But that would mean western mining companies etc would instead of working with despots and corrupt governments who provide the companies with cheap if not slave actual slave labour. Would actually have to work to the same standard of employee care that we enjoy here.

But yeah I agree they are of course capable and lucky for them they are sitting on one of the mineral richest land masses in the world.
 

Bonsai Experiment

Well-known member
Joined
Jun 17, 2010
Messages
14,042
Rubbish. The EU and US have tried their best to help Africa. However you can bring ahorse to water..............
grow up and get your head out of the spiderman annuals. There is a mountain of information available on the pillage of africa's resources, if you chose to ignore it and equate african's to dumb horses or animals that have to be trained to look out for their own families interests, then you need to look in the mirror.
 

eoghanacht

Well-known member
Joined
Apr 18, 2006
Messages
33,340
Of course I should mention China when talking about unscrupulous manipulators.
 

Eire1976

Well-known member
Joined
Nov 20, 2010
Messages
14,190
Most reports on Africa concentrate on war, famine, death and disease, and while that reflects reality to a certain extent, perhaps the West should trust the ability of the continent's regions to solve its own problems. Somalia had become a by-word for failed government and lawlessness, and while still recovering, an African Union force led by Kenya has defeated Islamic militias and gradually restoring centralised government. Similarly, with rebels in the Central African Republic on the brink of capturing the capital, Bangui, a multinational force from bordering countries mobilised and peace talks are under discussion. Economically, the continent now has a middle-class numbering similar to India's at 300m, and while the monetary level is low, as with South America, it is through taking responsibility for their own economies then overall prosperity will increase. As a BBC4 documentary on poverty highlighted, the emerging generation of African entrepreneurs and NGO chairpeople wish to self-manage their response, rather than what they regard as the neo-colonialism of dead aid, so perhaps the continent is better off left alone?

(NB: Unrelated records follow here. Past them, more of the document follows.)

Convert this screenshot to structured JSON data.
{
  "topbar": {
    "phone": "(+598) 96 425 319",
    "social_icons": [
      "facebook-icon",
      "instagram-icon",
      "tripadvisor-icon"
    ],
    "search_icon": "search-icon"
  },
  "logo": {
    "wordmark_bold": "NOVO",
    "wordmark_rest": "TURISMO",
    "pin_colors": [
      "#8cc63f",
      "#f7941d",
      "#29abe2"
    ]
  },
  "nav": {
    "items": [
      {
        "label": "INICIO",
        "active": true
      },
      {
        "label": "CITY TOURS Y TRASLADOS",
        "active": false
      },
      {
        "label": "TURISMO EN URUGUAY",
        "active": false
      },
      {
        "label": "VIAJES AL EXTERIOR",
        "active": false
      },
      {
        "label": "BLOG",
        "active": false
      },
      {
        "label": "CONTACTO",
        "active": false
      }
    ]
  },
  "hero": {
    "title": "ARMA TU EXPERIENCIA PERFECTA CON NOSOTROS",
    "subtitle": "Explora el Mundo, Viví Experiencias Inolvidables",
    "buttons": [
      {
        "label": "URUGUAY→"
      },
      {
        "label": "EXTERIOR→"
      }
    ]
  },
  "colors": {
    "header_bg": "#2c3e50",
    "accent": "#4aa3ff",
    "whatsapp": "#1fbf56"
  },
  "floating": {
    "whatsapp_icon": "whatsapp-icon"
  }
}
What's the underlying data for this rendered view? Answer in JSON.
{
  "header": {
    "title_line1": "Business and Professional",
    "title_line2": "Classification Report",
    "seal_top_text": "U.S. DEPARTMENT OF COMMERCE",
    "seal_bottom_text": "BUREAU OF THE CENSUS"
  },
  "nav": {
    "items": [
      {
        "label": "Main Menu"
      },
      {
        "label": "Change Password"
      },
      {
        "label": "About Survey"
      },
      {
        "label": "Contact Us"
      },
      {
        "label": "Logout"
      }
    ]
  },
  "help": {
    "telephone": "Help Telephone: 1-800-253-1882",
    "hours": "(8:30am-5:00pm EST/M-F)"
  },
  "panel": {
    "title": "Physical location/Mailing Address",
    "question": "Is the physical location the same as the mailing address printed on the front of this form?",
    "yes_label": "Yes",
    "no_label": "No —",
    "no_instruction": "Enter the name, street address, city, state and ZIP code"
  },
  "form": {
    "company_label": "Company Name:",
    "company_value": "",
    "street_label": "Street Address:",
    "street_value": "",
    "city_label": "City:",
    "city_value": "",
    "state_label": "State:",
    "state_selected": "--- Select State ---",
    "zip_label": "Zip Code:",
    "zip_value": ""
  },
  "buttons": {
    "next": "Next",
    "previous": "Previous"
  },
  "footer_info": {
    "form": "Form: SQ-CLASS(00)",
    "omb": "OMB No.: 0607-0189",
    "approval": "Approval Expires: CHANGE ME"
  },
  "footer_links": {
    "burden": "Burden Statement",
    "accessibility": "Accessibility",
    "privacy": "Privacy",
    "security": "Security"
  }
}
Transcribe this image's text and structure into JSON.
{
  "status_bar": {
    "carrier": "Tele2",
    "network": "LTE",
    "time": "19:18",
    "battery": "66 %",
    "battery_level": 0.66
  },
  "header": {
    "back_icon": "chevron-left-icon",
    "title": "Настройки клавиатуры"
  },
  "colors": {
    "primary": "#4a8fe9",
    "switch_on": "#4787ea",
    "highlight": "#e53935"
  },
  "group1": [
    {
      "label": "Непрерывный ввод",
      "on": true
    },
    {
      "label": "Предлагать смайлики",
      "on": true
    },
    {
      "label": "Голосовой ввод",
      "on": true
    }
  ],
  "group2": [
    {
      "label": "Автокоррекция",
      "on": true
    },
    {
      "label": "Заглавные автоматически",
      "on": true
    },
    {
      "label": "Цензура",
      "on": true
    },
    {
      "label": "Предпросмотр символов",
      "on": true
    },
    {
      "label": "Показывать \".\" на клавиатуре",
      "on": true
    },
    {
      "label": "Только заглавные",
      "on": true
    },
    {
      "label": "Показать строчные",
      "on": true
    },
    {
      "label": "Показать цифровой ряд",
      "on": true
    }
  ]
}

They will prosper only through mass education backed up with real prospects there in Africa.

What does need to happen is these tin pot dictators need to be put in their place, that would be lending a real help to the people of Africa.

Couple this with special sea water desalination plants along the coastline and you can have arable land that would feed everyone.
 
Top